▶ _RECORDS SUPPLIED_:
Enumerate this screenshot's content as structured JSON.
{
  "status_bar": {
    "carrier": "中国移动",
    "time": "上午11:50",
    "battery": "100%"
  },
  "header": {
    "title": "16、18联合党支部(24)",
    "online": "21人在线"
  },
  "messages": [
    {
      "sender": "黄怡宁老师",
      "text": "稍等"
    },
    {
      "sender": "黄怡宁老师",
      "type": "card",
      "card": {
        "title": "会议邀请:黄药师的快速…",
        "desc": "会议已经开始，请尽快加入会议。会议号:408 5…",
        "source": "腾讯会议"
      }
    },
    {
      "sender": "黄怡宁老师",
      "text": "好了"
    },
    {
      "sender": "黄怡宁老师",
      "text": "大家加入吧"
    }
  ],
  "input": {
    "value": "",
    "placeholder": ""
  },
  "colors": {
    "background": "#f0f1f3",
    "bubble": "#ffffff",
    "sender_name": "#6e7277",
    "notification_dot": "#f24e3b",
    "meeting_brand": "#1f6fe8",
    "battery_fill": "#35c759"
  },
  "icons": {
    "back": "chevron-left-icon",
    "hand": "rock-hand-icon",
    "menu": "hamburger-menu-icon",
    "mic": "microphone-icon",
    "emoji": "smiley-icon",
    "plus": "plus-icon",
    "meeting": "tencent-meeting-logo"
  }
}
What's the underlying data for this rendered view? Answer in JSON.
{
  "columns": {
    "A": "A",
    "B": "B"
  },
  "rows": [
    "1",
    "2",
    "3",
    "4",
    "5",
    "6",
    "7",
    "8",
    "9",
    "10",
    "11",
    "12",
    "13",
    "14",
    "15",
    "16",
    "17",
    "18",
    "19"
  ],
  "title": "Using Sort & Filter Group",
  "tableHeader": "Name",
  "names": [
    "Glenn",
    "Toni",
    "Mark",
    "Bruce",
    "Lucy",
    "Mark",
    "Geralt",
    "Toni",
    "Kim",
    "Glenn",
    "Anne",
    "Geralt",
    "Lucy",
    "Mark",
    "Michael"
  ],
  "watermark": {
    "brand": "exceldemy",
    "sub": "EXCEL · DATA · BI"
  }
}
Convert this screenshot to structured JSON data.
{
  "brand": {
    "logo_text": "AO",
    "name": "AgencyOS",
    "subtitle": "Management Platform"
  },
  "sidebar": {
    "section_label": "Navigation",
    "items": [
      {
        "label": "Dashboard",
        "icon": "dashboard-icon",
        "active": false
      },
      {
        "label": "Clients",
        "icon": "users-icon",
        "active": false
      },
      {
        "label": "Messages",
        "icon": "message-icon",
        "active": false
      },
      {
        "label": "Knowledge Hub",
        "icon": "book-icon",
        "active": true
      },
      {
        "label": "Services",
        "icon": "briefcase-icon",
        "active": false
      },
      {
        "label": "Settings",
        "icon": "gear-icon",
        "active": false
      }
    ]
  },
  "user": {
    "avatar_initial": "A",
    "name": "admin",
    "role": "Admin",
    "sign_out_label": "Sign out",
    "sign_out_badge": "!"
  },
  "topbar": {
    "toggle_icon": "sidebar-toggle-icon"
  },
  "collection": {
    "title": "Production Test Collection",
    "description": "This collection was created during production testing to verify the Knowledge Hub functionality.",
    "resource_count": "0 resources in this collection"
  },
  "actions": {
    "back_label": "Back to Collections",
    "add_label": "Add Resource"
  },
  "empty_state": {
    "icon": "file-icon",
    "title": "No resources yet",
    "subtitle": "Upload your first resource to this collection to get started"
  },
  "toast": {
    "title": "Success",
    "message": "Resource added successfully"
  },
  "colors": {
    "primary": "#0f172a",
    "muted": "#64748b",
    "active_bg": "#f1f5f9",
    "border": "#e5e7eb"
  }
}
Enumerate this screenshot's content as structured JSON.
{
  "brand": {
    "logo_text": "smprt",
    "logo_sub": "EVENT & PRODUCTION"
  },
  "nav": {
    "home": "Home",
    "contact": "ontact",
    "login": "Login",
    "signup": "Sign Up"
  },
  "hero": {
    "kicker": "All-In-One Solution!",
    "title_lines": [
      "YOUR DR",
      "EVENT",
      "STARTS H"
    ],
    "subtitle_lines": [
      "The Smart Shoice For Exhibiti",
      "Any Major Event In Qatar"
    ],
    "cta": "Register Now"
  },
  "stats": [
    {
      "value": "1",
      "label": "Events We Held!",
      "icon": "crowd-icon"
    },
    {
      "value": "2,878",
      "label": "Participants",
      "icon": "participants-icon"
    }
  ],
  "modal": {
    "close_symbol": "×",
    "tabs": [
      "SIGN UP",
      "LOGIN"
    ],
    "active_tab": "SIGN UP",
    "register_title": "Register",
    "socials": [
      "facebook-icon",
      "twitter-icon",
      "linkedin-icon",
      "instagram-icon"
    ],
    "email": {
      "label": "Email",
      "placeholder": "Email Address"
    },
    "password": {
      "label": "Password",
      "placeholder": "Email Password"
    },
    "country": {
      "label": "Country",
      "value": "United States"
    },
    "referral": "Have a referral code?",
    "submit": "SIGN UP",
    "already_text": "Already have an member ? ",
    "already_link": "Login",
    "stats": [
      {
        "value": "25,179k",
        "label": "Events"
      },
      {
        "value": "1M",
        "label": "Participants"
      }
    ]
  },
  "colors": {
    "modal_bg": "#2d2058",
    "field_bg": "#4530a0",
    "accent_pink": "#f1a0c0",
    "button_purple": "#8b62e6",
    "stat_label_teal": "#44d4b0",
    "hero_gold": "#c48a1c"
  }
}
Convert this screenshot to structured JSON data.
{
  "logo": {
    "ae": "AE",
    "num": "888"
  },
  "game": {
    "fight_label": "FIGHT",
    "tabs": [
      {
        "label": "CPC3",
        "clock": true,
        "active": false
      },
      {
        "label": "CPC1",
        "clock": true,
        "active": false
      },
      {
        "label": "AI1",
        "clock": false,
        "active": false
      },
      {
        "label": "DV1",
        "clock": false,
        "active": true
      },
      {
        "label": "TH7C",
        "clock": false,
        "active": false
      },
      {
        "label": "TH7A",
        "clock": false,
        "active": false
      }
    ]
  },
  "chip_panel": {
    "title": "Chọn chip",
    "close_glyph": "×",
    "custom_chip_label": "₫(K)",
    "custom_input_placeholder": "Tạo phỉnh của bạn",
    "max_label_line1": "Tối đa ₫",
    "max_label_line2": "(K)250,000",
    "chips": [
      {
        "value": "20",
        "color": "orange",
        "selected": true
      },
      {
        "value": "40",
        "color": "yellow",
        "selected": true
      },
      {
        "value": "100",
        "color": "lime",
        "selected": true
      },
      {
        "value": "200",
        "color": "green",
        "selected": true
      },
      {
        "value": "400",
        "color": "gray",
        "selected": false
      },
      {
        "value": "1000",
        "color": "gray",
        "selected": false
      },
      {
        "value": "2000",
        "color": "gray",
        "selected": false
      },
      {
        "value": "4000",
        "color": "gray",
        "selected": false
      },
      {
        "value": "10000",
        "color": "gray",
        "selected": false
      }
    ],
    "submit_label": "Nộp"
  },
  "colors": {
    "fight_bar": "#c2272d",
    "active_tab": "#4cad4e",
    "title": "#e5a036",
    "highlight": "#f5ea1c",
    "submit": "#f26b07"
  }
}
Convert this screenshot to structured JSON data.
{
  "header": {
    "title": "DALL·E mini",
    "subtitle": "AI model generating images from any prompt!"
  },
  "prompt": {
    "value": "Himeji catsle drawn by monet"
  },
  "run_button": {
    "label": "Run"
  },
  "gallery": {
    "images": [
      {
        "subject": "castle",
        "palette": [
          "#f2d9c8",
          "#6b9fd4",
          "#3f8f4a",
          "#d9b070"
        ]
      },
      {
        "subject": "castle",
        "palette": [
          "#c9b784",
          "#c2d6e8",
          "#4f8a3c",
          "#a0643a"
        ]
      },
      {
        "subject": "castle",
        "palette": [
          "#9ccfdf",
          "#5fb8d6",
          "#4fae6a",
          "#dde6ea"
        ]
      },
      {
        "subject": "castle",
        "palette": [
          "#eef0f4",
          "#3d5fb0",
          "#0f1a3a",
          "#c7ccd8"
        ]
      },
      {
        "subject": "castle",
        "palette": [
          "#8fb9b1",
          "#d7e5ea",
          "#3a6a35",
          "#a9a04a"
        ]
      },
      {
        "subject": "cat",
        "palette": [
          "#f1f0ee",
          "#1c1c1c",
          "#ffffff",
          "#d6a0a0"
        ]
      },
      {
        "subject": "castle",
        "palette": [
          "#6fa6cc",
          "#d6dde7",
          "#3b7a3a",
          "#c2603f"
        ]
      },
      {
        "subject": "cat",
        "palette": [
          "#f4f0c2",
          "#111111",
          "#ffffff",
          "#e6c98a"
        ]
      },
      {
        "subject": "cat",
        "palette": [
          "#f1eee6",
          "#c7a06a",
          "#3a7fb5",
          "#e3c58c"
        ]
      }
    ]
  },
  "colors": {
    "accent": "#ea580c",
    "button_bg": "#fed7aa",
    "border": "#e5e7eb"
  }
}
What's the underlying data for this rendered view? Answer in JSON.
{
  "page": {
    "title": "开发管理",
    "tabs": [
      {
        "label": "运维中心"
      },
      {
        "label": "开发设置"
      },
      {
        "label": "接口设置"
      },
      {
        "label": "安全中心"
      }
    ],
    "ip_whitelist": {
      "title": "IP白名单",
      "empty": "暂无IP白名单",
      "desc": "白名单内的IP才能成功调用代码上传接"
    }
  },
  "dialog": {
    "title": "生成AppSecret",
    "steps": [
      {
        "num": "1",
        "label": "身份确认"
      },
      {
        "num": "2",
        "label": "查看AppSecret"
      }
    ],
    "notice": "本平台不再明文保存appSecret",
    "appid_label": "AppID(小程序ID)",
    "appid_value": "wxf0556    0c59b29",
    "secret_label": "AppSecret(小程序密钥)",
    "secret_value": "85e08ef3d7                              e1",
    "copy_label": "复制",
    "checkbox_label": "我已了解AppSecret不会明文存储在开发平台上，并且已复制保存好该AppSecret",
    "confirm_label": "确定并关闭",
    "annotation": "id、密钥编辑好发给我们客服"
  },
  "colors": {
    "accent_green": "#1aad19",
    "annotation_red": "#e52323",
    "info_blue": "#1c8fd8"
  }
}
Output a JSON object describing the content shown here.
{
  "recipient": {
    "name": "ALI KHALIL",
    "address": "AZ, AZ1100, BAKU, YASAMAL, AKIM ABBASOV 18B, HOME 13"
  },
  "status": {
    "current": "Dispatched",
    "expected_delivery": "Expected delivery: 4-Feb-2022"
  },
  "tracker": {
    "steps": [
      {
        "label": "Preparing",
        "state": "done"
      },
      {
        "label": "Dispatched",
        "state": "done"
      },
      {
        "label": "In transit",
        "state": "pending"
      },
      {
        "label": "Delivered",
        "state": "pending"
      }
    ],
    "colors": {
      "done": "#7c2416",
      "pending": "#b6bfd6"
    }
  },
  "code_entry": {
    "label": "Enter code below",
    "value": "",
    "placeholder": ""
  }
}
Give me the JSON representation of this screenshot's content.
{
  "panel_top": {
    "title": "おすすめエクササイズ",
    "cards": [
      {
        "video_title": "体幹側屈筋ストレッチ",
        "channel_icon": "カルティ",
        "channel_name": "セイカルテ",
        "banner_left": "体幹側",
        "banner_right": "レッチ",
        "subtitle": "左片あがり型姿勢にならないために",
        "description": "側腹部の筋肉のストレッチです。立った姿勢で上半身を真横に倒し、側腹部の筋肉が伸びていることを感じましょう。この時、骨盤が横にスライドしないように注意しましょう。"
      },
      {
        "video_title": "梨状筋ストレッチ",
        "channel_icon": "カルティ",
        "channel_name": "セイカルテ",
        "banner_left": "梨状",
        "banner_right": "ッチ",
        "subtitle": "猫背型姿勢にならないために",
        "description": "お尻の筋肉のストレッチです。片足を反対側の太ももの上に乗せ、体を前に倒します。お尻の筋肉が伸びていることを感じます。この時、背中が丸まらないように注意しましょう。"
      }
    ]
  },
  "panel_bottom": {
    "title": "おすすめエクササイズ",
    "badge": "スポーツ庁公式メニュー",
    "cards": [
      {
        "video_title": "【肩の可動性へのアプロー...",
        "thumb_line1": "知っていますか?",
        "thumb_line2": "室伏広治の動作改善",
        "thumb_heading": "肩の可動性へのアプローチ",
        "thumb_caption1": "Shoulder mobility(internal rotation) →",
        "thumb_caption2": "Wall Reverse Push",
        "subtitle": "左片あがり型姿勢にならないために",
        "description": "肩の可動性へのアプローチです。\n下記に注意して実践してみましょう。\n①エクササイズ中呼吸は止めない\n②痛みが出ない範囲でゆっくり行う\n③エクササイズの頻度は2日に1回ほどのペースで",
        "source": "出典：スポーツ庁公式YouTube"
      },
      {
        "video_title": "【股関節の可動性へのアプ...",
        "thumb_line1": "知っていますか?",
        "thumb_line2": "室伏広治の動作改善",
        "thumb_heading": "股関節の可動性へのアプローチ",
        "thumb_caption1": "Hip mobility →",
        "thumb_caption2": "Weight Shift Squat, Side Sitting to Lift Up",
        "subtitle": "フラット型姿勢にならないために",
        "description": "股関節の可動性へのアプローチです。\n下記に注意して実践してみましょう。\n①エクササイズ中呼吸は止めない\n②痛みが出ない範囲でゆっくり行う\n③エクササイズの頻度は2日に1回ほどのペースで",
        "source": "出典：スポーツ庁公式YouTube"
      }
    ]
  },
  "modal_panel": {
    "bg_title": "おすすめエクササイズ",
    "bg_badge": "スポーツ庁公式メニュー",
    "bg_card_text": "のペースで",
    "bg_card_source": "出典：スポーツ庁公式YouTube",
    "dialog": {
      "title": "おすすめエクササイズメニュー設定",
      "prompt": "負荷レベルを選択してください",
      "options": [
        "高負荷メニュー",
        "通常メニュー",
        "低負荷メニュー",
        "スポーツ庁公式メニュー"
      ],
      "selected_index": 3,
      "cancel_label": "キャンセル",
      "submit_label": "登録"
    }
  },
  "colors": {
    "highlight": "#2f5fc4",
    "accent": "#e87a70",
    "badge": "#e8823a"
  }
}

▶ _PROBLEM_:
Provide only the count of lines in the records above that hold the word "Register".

▶ _RESPONSE AREA_:
2